How Does it Work?

Through a process that exposes the body to open flames, extreme heat, and evaporation, cremation reduces the body to ashes. This occurs in a specialized furnace known as a retort or cremation chamber. Many crematoriums require that the body be placed in a solid cardboard container or a casket designed for cremation.

Commonly known as “ashes,” cremated remains are really mostly made up of bone fragments. It’s important to know that the ashes of the body are mixed with the ashes of the container and any other byproducts of the incineration process. It takes about 2 to 3 hours to finish the procedure. Remains from cremation weigh between 3 and 9 pounds. The amount is based on the size of the body and the crematory’s procedure.

How’s the Body Prepared?

The identification process often begins after the body has been cleaned, dressed, and bathed.
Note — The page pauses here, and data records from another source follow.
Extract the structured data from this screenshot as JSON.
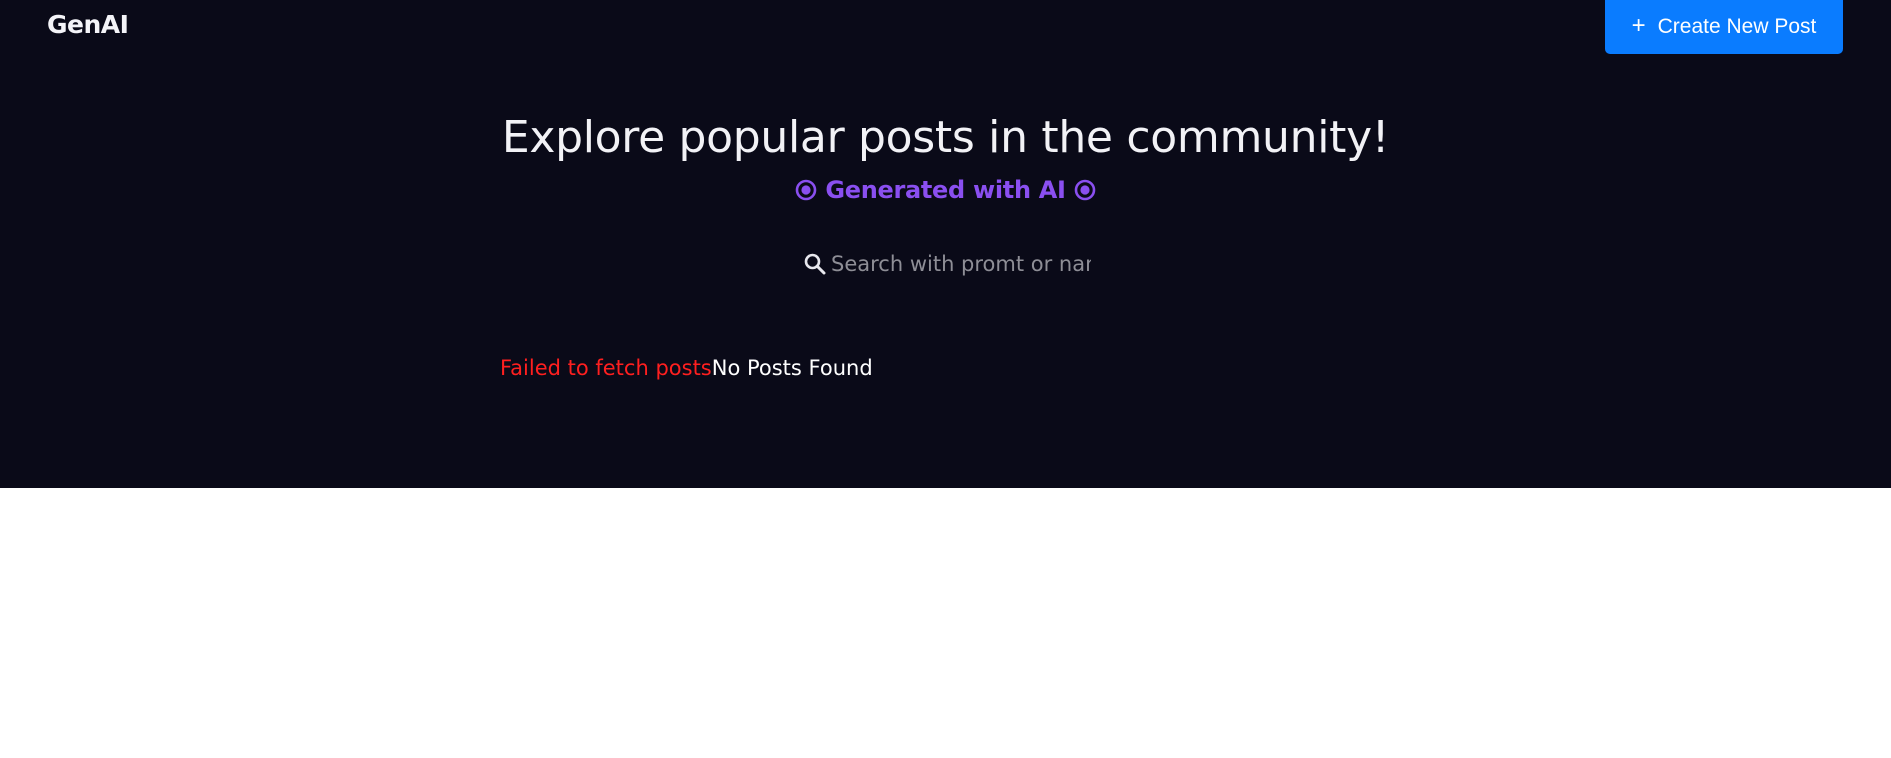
{
  "header": {
    "logo": "GenAI",
    "create_button": {
      "icon": "plus-icon",
      "label": "Create New Post"
    }
  },
  "hero": {
    "title": "Explore popular posts in the community!",
    "subtitle": "Generated with AI",
    "subtitle_icon": "target-icon"
  },
  "search": {
    "icon": "search-icon",
    "placeholder": "Search with promt or nan"
  },
  "status": {
    "error": "Failed to fetch posts",
    "empty": "No Posts Found"
  },
  "colors": {
    "background_dark": "#0a0a18",
    "accent_blue": "#0a7cff",
    "accent_purple": "#8a4ff0",
    "error_red": "#ff1f1f"
  }
}
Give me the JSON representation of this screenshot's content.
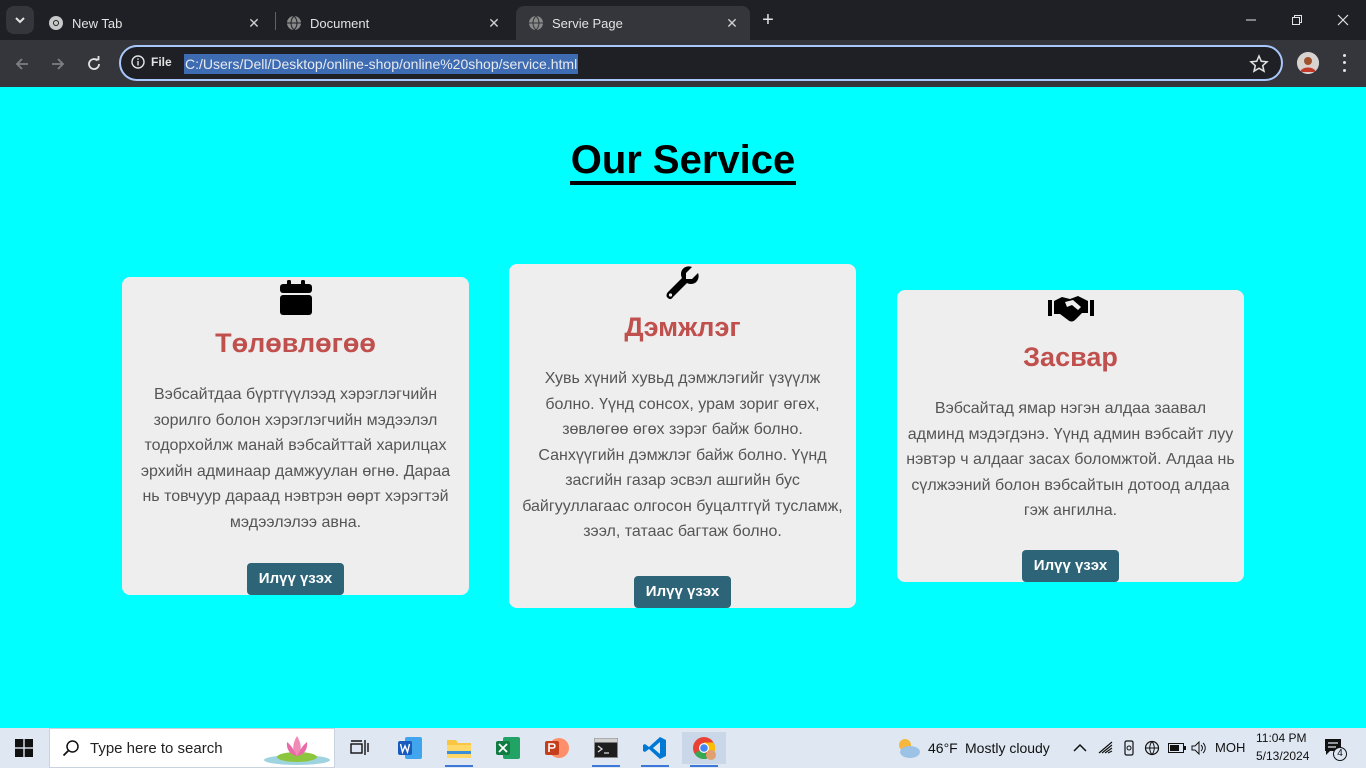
{
  "browser": {
    "tabs": [
      {
        "title": "New Tab",
        "active": false
      },
      {
        "title": "Document",
        "active": false
      },
      {
        "title": "Servie Page",
        "active": true
      }
    ],
    "omnibox": {
      "scheme_label": "File",
      "url": "C:/Users/Dell/Desktop/online-shop/online%20shop/service.html"
    }
  },
  "page": {
    "heading": "Our Service",
    "cards": [
      {
        "icon": "calendar-icon",
        "title": "Төлөвлөгөө",
        "text": "Вэбсайтдаа бүртгүүлээд хэрэглэгчийн зорилго болон хэрэглэгчийн мэдээлэл тодорхойлж манай вэбсайттай харилцах эрхийн админаар дамжуулан өгнө. Дараа нь товчуур дараад нэвтрэн өөрт хэрэгтэй мэдээлэлээ авна.",
        "button": "Илүү үзэх"
      },
      {
        "icon": "wrench-icon",
        "title": "Дэмжлэг",
        "text": "Хувь хүний хувьд дэмжлэгийг үзүүлж болно. Үүнд сонсох, урам зориг өгөх, зөвлөгөө өгөх зэрэг байж болно. Санхүүгийн дэмжлэг байж болно. Үүнд засгийн газар эсвэл ашгийн бус байгууллагаас олгосон буцалтгүй тусламж, зээл, татаас багтаж болно.",
        "button": "Илүү үзэх"
      },
      {
        "icon": "handshake-icon",
        "title": "Засвар",
        "text": "Вэбсайтад ямар нэгэн алдаа заавал админд мэдэгдэнэ. Үүнд админ вэбсайт луу нэвтэр ч алдааг засах боломжтой. Алдаа нь сүлжээний болон вэбсайтын дотоод алдаа гэж ангилна.",
        "button": "Илүү үзэх"
      }
    ],
    "colors": {
      "background": "#00ffff",
      "card": "#eeeeee",
      "card_title": "#c0504d",
      "button": "#2e6478"
    }
  },
  "taskbar": {
    "search_placeholder": "Type here to search",
    "weather": {
      "temp": "46°F",
      "condition": "Mostly cloudy"
    },
    "language": "МОН",
    "time": "11:04 PM",
    "date": "5/13/2024",
    "notifications": "4"
  }
}
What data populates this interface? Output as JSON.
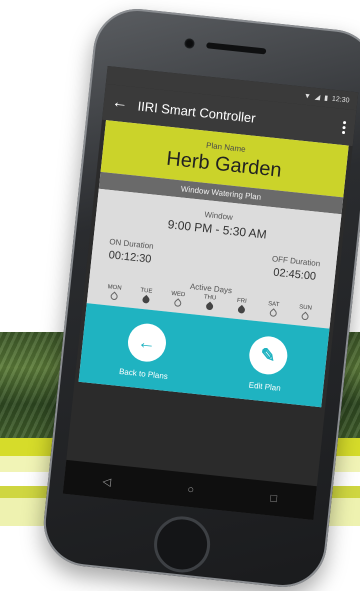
{
  "status": {
    "time": "12:30"
  },
  "appbar": {
    "back_icon": "arrow-left-icon",
    "title": "IIRI Smart Controller",
    "menu_icon": "more-vert-icon"
  },
  "plan": {
    "label": "Plan Name",
    "name": "Herb Garden",
    "type": "Window Watering Plan"
  },
  "window": {
    "label": "Window",
    "value": "9:00 PM - 5:30 AM"
  },
  "on_duration": {
    "label": "ON Duration",
    "value": "00:12:30"
  },
  "off_duration": {
    "label": "OFF Duration",
    "value": "02:45:00"
  },
  "active_days": {
    "label": "Active Days",
    "days": [
      {
        "name": "MON",
        "active": false
      },
      {
        "name": "TUE",
        "active": true
      },
      {
        "name": "WED",
        "active": false
      },
      {
        "name": "THU",
        "active": true
      },
      {
        "name": "FRI",
        "active": true
      },
      {
        "name": "SAT",
        "active": false
      },
      {
        "name": "SUN",
        "active": false
      }
    ]
  },
  "actions": {
    "back_label": "Back to Plans",
    "edit_label": "Edit Plan"
  },
  "colors": {
    "accent_yellow": "#cbd32a",
    "accent_teal": "#1fb3c1",
    "appbar": "#3a3a3a"
  }
}
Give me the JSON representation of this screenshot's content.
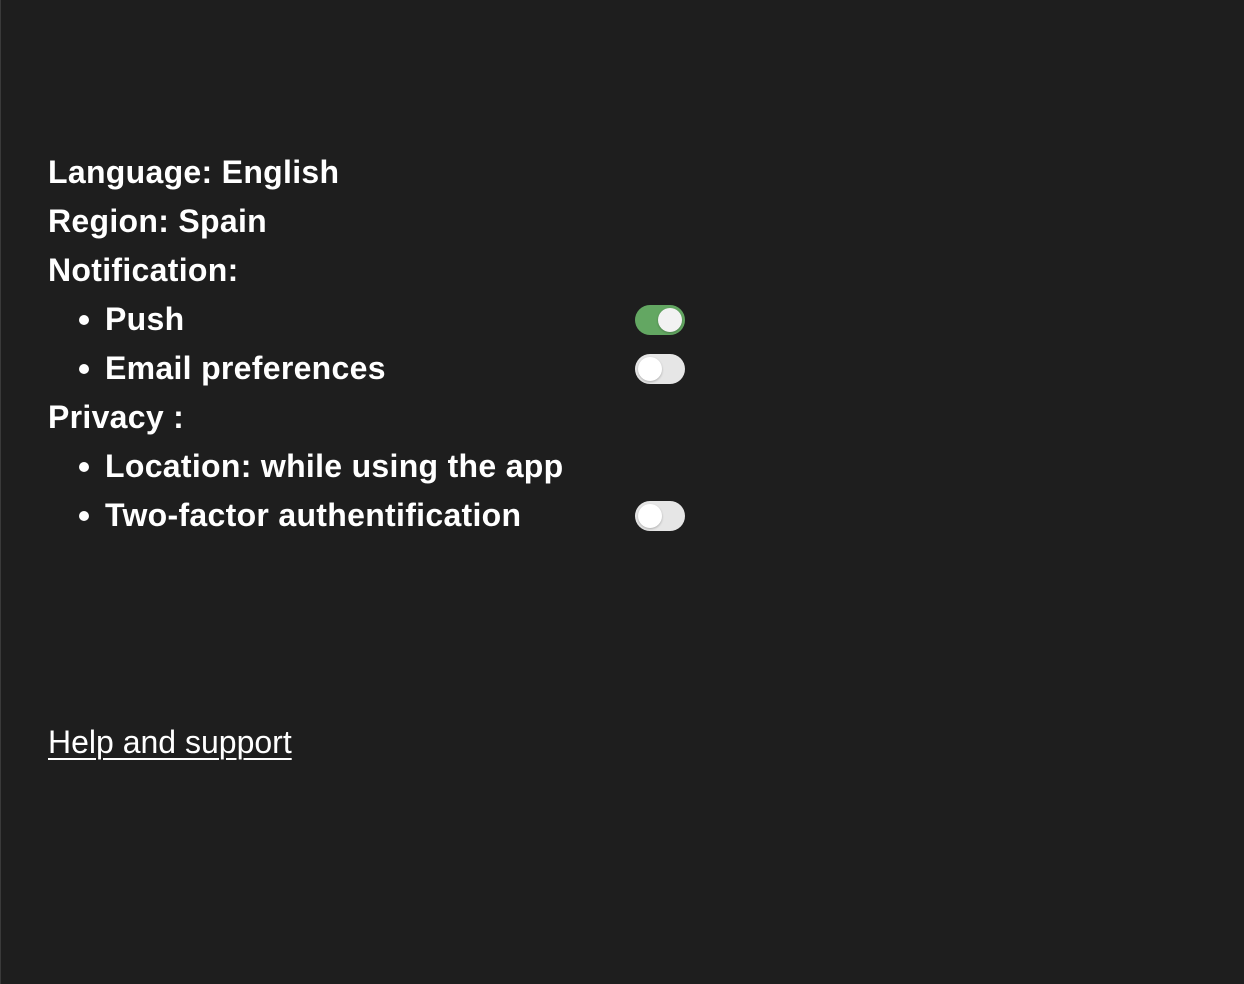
{
  "settings": {
    "language": "Language: English",
    "region": "Region: Spain",
    "notification": {
      "heading": "Notification:",
      "items": [
        {
          "label": "Push",
          "toggle_on": true
        },
        {
          "label": "Email preferences",
          "toggle_on": false
        }
      ]
    },
    "privacy": {
      "heading": "Privacy :",
      "items": [
        {
          "label": "Location: while using the app"
        },
        {
          "label": "Two-factor authentification",
          "toggle_on": false
        }
      ]
    }
  },
  "footer": {
    "help_link": "Help and support"
  },
  "colors": {
    "background": "#1e1e1e",
    "toggle_on": "#63a762",
    "toggle_off": "#e6e6e6",
    "text": "#ffffff"
  }
}
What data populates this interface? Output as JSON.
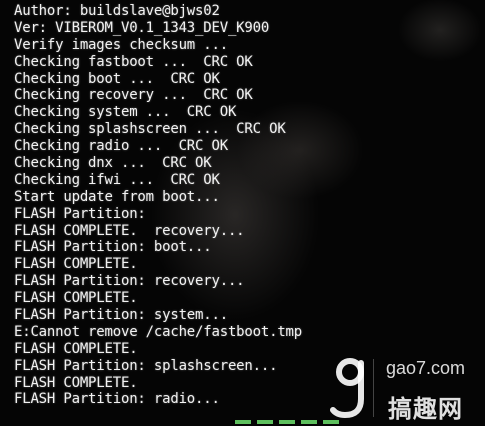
{
  "log_lines": [
    "Author: buildslave@bjws02",
    "Ver: VIBEROM_V0.1_1343_DEV_K900",
    "Verify images checksum ...",
    "Checking fastboot ...  CRC OK",
    "Checking boot ...  CRC OK",
    "Checking recovery ...  CRC OK",
    "Checking system ...  CRC OK",
    "Checking splashscreen ...  CRC OK",
    "Checking radio ...  CRC OK",
    "Checking dnx ...  CRC OK",
    "Checking ifwi ...  CRC OK",
    "Start update from boot...",
    "FLASH Partition:",
    "FLASH COMPLETE.  recovery...",
    "FLASH Partition: boot...",
    "FLASH COMPLETE.",
    "FLASH Partition: recovery...",
    "FLASH COMPLETE.",
    "FLASH Partition: system...",
    "E:Cannot remove /cache/fastboot.tmp",
    "FLASH COMPLETE.",
    "FLASH Partition: splashscreen...",
    "FLASH COMPLETE.",
    "FLASH Partition: radio..."
  ],
  "watermark": {
    "domain": "gao7.com",
    "name": "搞趣网",
    "icon": "g-logo-icon"
  },
  "colors": {
    "text": "#f2f2f2",
    "background": "#050505",
    "progress": "#7cff7c"
  }
}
Except in cases when a public viewing is planned or if specifically requested, embalming is not performed.

The technician next takes away any jewelry or other valuables that you want to preserve. To avoid reaction during cremation, mechanical or battery-operated medical devices and prostheses are also removed. Things like pins, screws, and joints stay where they are. Medical device recycling practices differ from facility to facility, however, the equipment is never reused exactly as they were. They are disassembled, melted down, or otherwise properly disposed of.

In recent years, cremation has become a popular funerary choice in the United States. It not only expands your options for where to scatter or bury your loved one after death, but many contemporary faiths support it. Since cremation sites are frequently less expensive than traditional plots, choosing cremation may also let you to give your loved ones the funeral you desire. In the end, cremation can be a beautiful way for you and your loved ones to say goodbye.